It’s still 80 degrees and sunny in Cambridge, but I know summer is over because the students are back, roaming the halls and knocking on my office door. Many are asking the same question: what happened in the corporate Alien Tort Statute (ATS) world over the summer? The short answer is: a lot. Here’s a quick summary to get folks up to speed.
The plaintiffs in Kiobel v. Royal Dutch Petroleum Co. filed their petition for certiorari in early June, asking the Supreme Court to reverse the Second Circuit’s decision that corporations cannot be held liable under the ATS. Amicus briefs from international human rights organizations, international law scholars, former ambassador David Scheffer, and professors of legal history—the last submitted by our own International Human Rights Clinic—supported the petition.
Then something interesting happened: in a matter of three days, two opinions were issued that transformed the Second Circuit’s Kiobel decision from defining the landscape to becoming an outlier.
On July 8, the D.C. Circuit issued a 2-1 ruling in Doe v. Exxon, a case in which Indonesian plaintiffs allege that Exxon Mobil aided and abetted human rights violations committed by the Indonesian military while protecting oil facilities.
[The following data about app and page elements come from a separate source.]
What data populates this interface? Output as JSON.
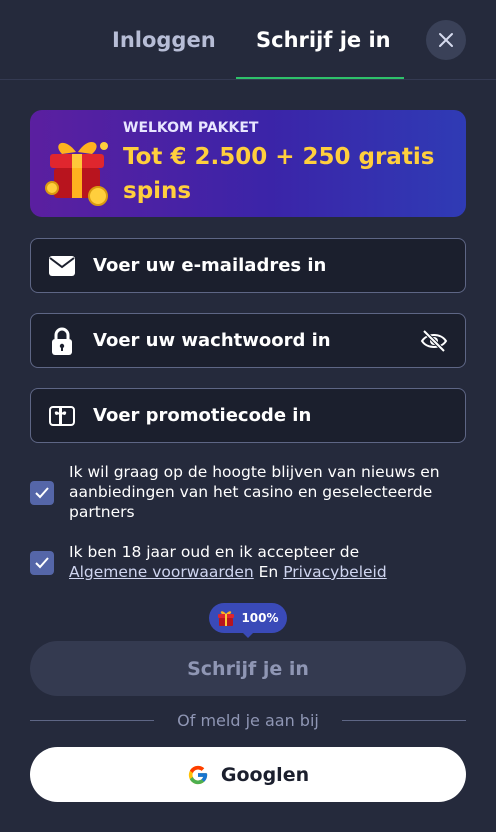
{
  "header": {
    "tabs": [
      {
        "label": "Inloggen",
        "active": false
      },
      {
        "label": "Schrijf je in",
        "active": true
      }
    ],
    "close_icon": "close-icon"
  },
  "banner": {
    "kicker": "WELKOM PAKKET",
    "title": "Tot € 2.500 + 250 gratis spins",
    "icon": "gift-icon"
  },
  "form": {
    "email": {
      "placeholder": "Voer uw e-mailadres in",
      "value": "",
      "icon": "envelope-icon"
    },
    "password": {
      "placeholder": "Voer uw wachtwoord in",
      "value": "",
      "icon": "lock-icon",
      "toggle_icon": "eye-off-icon"
    },
    "promo": {
      "placeholder": "Voer promotiecode in",
      "value": "",
      "icon": "gift-card-icon"
    }
  },
  "consents": {
    "newsletter": {
      "checked": true,
      "text": "Ik wil graag op de hoogte blijven van nieuws en aanbiedingen van het casino en geselecteerde partners"
    },
    "terms": {
      "checked": true,
      "prefix": "Ik ben 18 jaar oud en ik accepteer de",
      "terms_link": "Algemene voorwaarden",
      "joiner": "En",
      "privacy_link": "Privacybeleid"
    }
  },
  "progress_badge": {
    "label": "100%",
    "value": 100
  },
  "submit_label": "Schrijf je in",
  "divider_text": "Of meld je aan bij",
  "google_button": {
    "label": "Googlen",
    "icon": "google-icon"
  },
  "colors": {
    "background": "#252a3c",
    "accent_underline": "#2ec16a",
    "banner_title": "#ffcf3d",
    "checkbox": "#5566a8",
    "badge": "#3a4ab8"
  }
}
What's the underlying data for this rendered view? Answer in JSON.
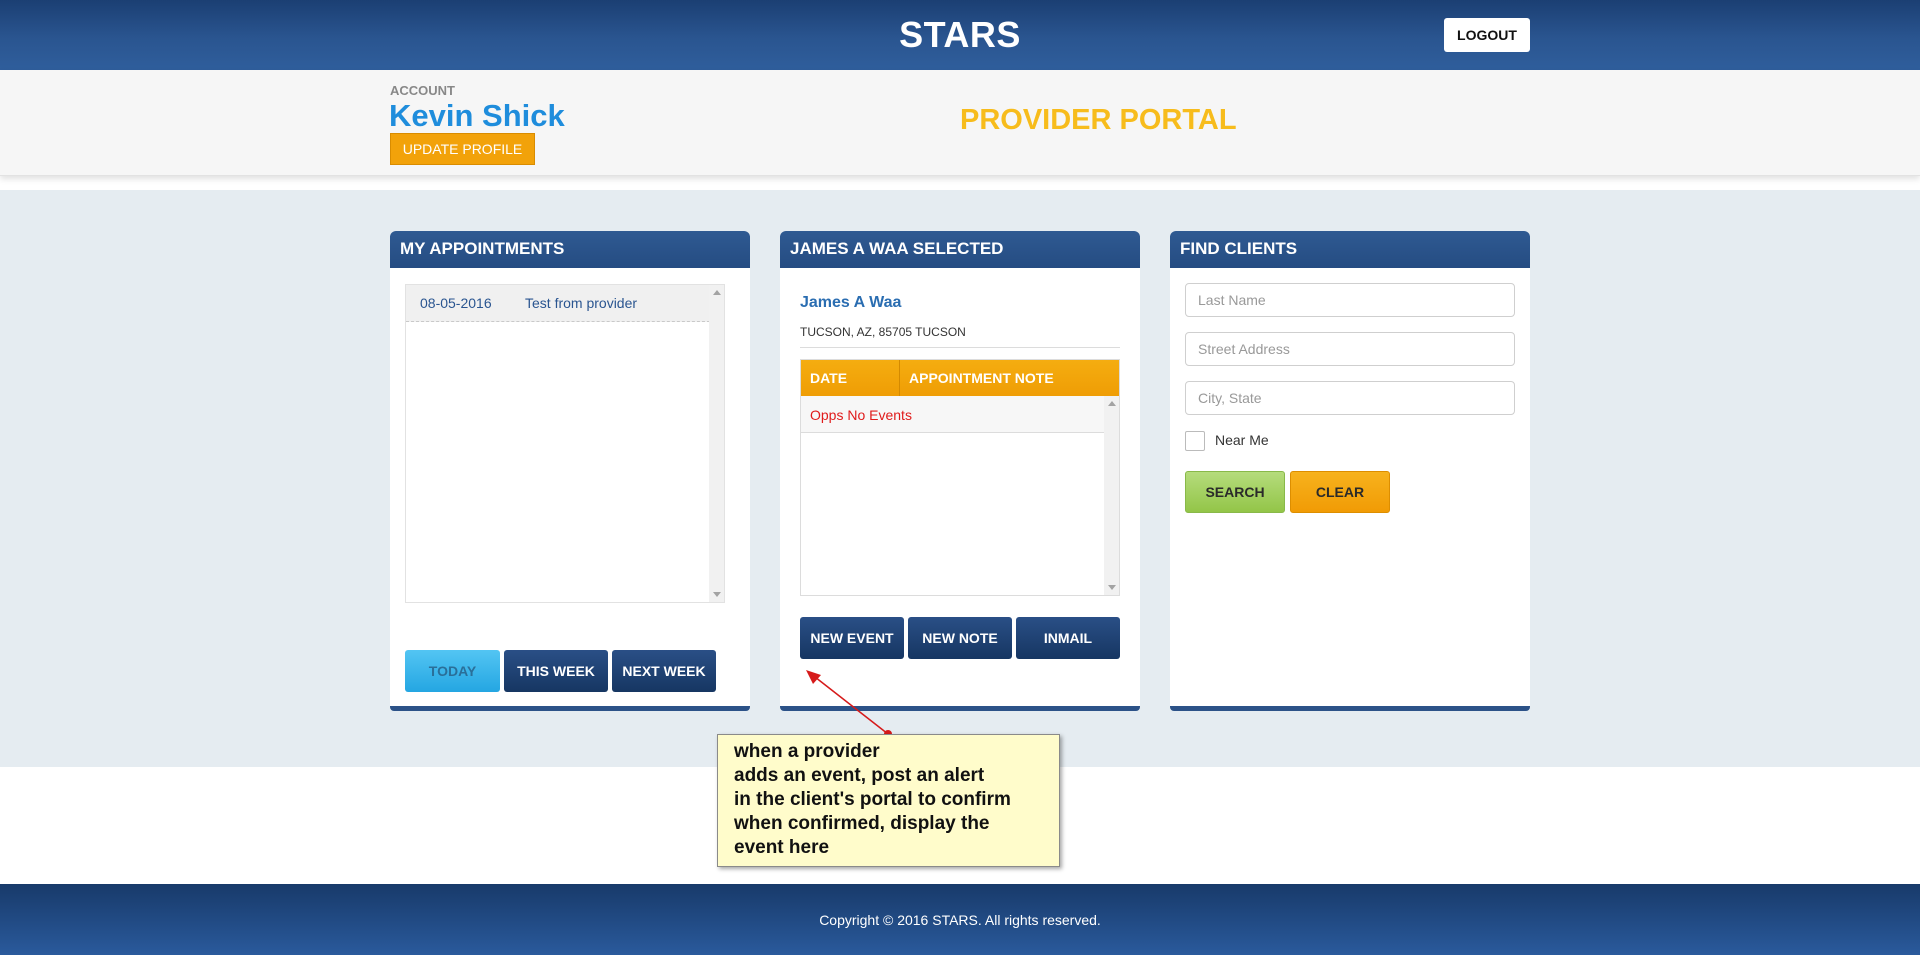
{
  "topbar": {
    "brand": "STARS",
    "logout_label": "LOGOUT"
  },
  "account": {
    "label": "ACCOUNT",
    "name": "Kevin Shick",
    "update_label": "UPDATE PROFILE",
    "portal_title": "PROVIDER PORTAL"
  },
  "appointments": {
    "title": "MY APPOINTMENTS",
    "items": [
      {
        "date": "08-05-2016",
        "text": "Test from provider"
      }
    ],
    "buttons": {
      "today": "TODAY",
      "this_week": "THIS WEEK",
      "next_week": "NEXT WEEK"
    }
  },
  "selected": {
    "title": "JAMES A WAA SELECTED",
    "client_name": "James A Waa",
    "client_address": "TUCSON, AZ, 85705 TUCSON",
    "table": {
      "col_date": "DATE",
      "col_note": "APPOINTMENT NOTE",
      "empty_message": "Opps No Events"
    },
    "buttons": {
      "new_event": "NEW EVENT",
      "new_note": "NEW NOTE",
      "inmail": "INMAIL"
    }
  },
  "find_clients": {
    "title": "FIND CLIENTS",
    "last_name_placeholder": "Last Name",
    "street_placeholder": "Street Address",
    "city_placeholder": "City, State",
    "near_me_label": "Near Me",
    "search_label": "SEARCH",
    "clear_label": "CLEAR"
  },
  "annotation": {
    "lines": [
      "when a provider",
      "adds an event, post an alert",
      "in the client's portal to confirm",
      "when confirmed, display the",
      "event here"
    ]
  },
  "footer": {
    "copyright": "Copyright © 2016 STARS. All rights reserved."
  }
}
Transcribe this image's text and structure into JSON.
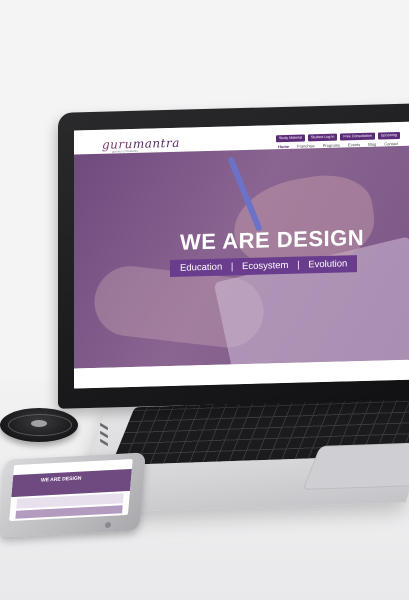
{
  "site": {
    "logo_prefix": "guru",
    "logo_suffix": "mantra",
    "logo_tagline": "gurukul consultants",
    "top_buttons": [
      "Study Material",
      "Student Log In",
      "Free Consultation",
      "Upcoming"
    ],
    "nav_items": [
      "Home",
      "Franchise",
      "Programs",
      "Events",
      "Blog",
      "Contact"
    ],
    "active_nav": "Home",
    "hero_title": "WE ARE DESIGN",
    "hero_tags": [
      "Education",
      "Ecosystem",
      "Evolution"
    ],
    "hero_separator": "|"
  },
  "phone": {
    "hero_title": "WE ARE DESIGN"
  },
  "colors": {
    "brand_purple": "#5b2b7a",
    "hero_overlay": "#7a5686",
    "tag_bar": "#6a3c8e"
  }
}
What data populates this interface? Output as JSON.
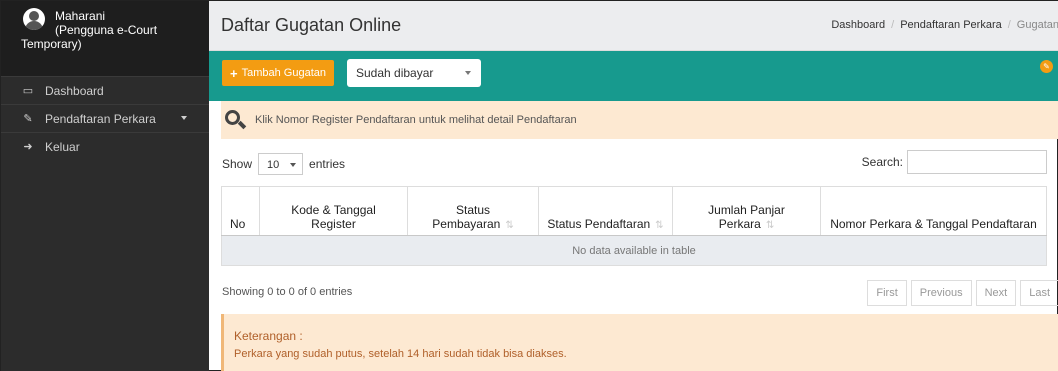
{
  "sidebar": {
    "user_name": "Maharani",
    "user_role": "(Pengguna e-Court Temporary)",
    "items": [
      {
        "label": "Dashboard",
        "icon": "monitor-icon"
      },
      {
        "label": "Pendaftaran Perkara",
        "icon": "edit-icon"
      },
      {
        "label": "Keluar",
        "icon": "sign-out-icon"
      }
    ]
  },
  "header": {
    "title": "Daftar Gugatan Online",
    "breadcrumb": [
      "Dashboard",
      "Pendaftaran Perkara",
      "Gugatan"
    ]
  },
  "toolbar": {
    "add_label": "Tambah Gugatan",
    "status_value": "Sudah dibayar",
    "accent": "#179a8e",
    "button_color": "#f39c12"
  },
  "info": {
    "text": "Klik Nomor Register Pendaftaran untuk melihat detail Pendaftaran"
  },
  "datatable": {
    "show_label": "Show",
    "length_value": "10",
    "entries_label": "entries",
    "search_label": "Search:",
    "columns": [
      "No",
      "Kode & Tanggal Register",
      "Status Pembayaran",
      "Status Pendaftaran",
      "Jumlah Panjar Perkara",
      "Nomor Perkara & Tanggal Pendaftaran"
    ],
    "empty_text": "No data available in table",
    "info_text": "Showing 0 to 0 of 0 entries",
    "pager": [
      "First",
      "Previous",
      "Next",
      "Last"
    ]
  },
  "note": {
    "title": "Keterangan :",
    "text": "Perkara yang sudah putus, setelah 14 hari sudah tidak bisa diakses."
  }
}
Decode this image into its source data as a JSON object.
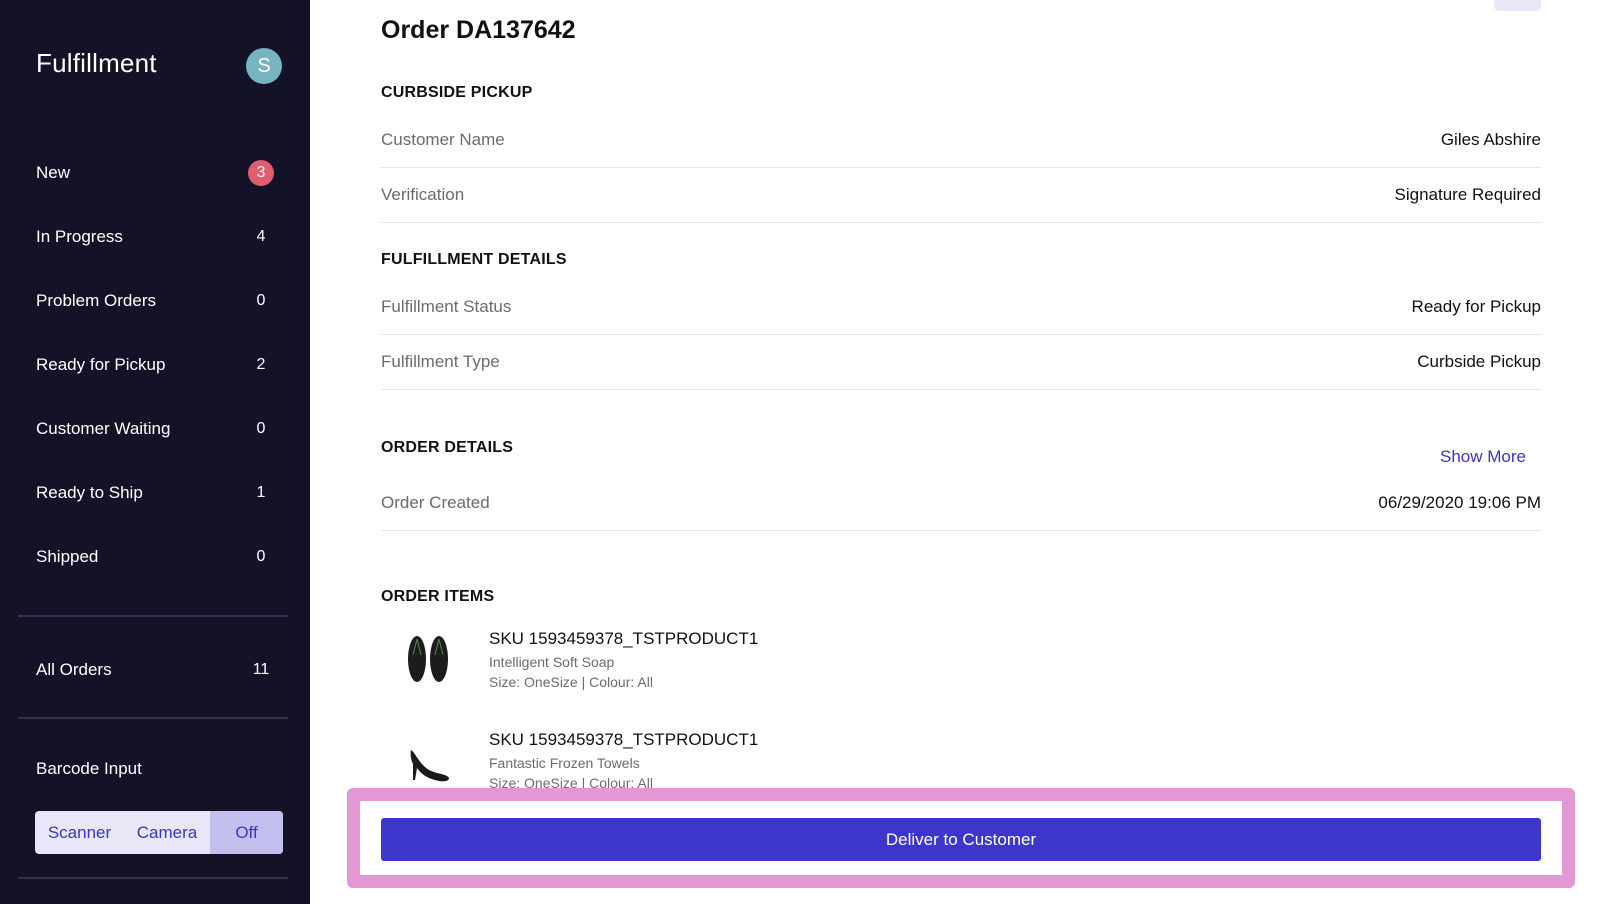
{
  "sidebar": {
    "title": "Fulfillment",
    "avatar_initial": "S",
    "nav": [
      {
        "label": "New",
        "count": "3"
      },
      {
        "label": "In Progress",
        "count": "4"
      },
      {
        "label": "Problem Orders",
        "count": "0"
      },
      {
        "label": "Ready for Pickup",
        "count": "2"
      },
      {
        "label": "Customer Waiting",
        "count": "0"
      },
      {
        "label": "Ready to Ship",
        "count": "1"
      },
      {
        "label": "Shipped",
        "count": "0"
      }
    ],
    "all_orders": {
      "label": "All Orders",
      "count": "11"
    },
    "barcode": {
      "label": "Barcode Input",
      "options": [
        "Scanner",
        "Camera",
        "Off"
      ],
      "selected": "Off"
    }
  },
  "order": {
    "title": "Order DA137642",
    "curbside": {
      "heading": "CURBSIDE PICKUP",
      "rows": [
        {
          "label": "Customer Name",
          "value": "Giles Abshire"
        },
        {
          "label": "Verification",
          "value": "Signature Required"
        }
      ]
    },
    "fulfillment": {
      "heading": "FULFILLMENT DETAILS",
      "rows": [
        {
          "label": "Fulfillment Status",
          "value": "Ready for Pickup"
        },
        {
          "label": "Fulfillment Type",
          "value": "Curbside Pickup"
        }
      ]
    },
    "details": {
      "heading": "ORDER DETAILS",
      "show_more": "Show More",
      "rows": [
        {
          "label": "Order Created",
          "value": "06/29/2020 19:06 PM"
        }
      ]
    },
    "items": {
      "heading": "ORDER ITEMS",
      "list": [
        {
          "sku": "SKU 1593459378_TSTPRODUCT1",
          "name": "Intelligent Soft Soap",
          "meta": "Size: OneSize | Colour: All",
          "image": "flip-flops-icon"
        },
        {
          "sku": "SKU 1593459378_TSTPRODUCT1",
          "name": "Fantastic Frozen Towels",
          "meta": "Size: OneSize | Colour: All",
          "image": "high-heel-shoe-icon"
        }
      ]
    }
  },
  "actions": {
    "deliver_label": "Deliver to Customer"
  },
  "colors": {
    "sidebar_bg": "#131226",
    "accent": "#3d36cd",
    "badge": "#e05c6f",
    "avatar": "#77b4c2",
    "highlight": "#e497d5"
  }
}
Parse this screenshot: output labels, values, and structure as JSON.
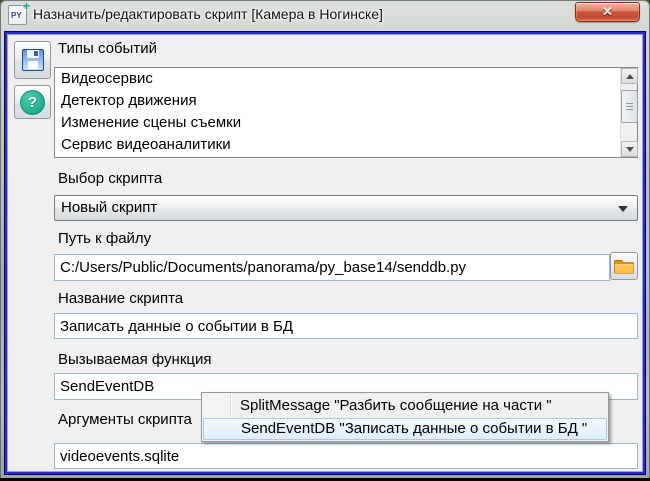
{
  "titlebar": {
    "title": "Назначить/редактировать скрипт [Камера в Ногинске]",
    "app_icon_text": "PY",
    "app_icon_plus": "+"
  },
  "icons": {
    "close_glyph": "✕",
    "help_glyph": "?",
    "save": "floppy-disk",
    "folder_browse": "folder",
    "combo_arrow": "triangle-down",
    "scroll_up": "triangle-up",
    "scroll_down": "triangle-down"
  },
  "event_types": {
    "label": "Типы событий",
    "items": [
      "Видеосервис",
      "Детектор движения",
      "Изменение сцены съемки",
      "Сервис видеоаналитики"
    ]
  },
  "script_select": {
    "label": "Выбор скрипта",
    "value": "Новый скрипт"
  },
  "file_path": {
    "label": "Путь к файлу",
    "value": "C:/Users/Public/Documents/panorama/py_base14/senddb.py"
  },
  "script_name": {
    "label": "Название скрипта",
    "value": "Записать данные о событии в БД"
  },
  "function": {
    "label": "Вызываемая функция",
    "value": "SendEventDB"
  },
  "arguments": {
    "label": "Аргументы скрипта",
    "value": "videoevents.sqlite"
  },
  "autocomplete": {
    "items": [
      {
        "text": "SplitMessage \"Разбить сообщение на части \"",
        "selected": false
      },
      {
        "text": "SendEventDB \"Записать данные о событии в БД \"",
        "selected": true
      }
    ]
  },
  "colors": {
    "dialog_border": "#2b2bc6",
    "close_red": "#cc553c",
    "help_teal": "#1fae8e",
    "save_blue": "#5a94dd",
    "folder_orange": "#f5a623",
    "selection_blue": "#e0eefb",
    "client_bg": "#f0f0f0"
  }
}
The D.C. Circuit rejected Kiobel in finding that corporations can be held liable under the statute: “contrary to [the view] of the Second Circuit, we join the Eleventh Circuit in holding that neither the text, history, nor purpose of the ATS supports corporate immunity for torts based on heinous conduct allegedly committed by its agents in violation of the law of nations.”
(Also significant is the fact that Exxon broke with a prior Second Circuit ruling in the Presbyterian Church of Sudan v. Talisman case which had imposed a standard requiring that, to be held liable, corporations must act with purpose when they aid and abet human rights violations. In contrast with that previous ruling, the D.C. Circuit adopted a standard that requires knowledge—the standard long-recognized under international law, as our Clinic previously argued in an amicus brief in support of the petition for certiorari in Talisman. It was gratifying to see a court get this right.)
Three days later, on July 11, the Seventh Circuit followed suit in Flomo v. Firestone, a case that brings claims for child labor committed on Firestone rubber plantations in Liberia. In a 3-0 decision authored by Judge Posner, the court labeled Kiobel an “outlier” and noted that, “All but one of the cases at our level hold or assume (mainly the latter) that corporations can be liable [under the ATS].” The opinion is a stinging rebuke of Kiobel’s rationale on many fronts, from its misinterpretation of corporate liability in the wake of the Second World War, to its failure to distinguish between norms of behavior (which are defined by international law) and remedies (which are left to domestic jurisdictions).
(It’s important to note, however, that Firestone was not a true victory for the plaintiffs. Despite the favorable ruling on corporate liability, the court ultimately dismissed the suit on the grounds that the plaintiffs had not adequately established that the alleged child labor practices violated international law. The plaintiff’s petition for rehearing en banc on this issue was denied.)
So where does that leave things at the start of the school year, as the Supreme Court’s new term approaches? Now that the opposition to the Kiobel cert petition and reply brief have both been filed, the Supreme Court may decide as early as the first week of October whether or not to grant certiorari. Both the D.C. and Seventh Circuits, which joined the Eleventh Circuit in explicitly recognizing corporate liability under the ATS, have only underscored the circuit split that Kiobel created. We’ll find out soon enough whether the Supreme Court is ready to enter the fray.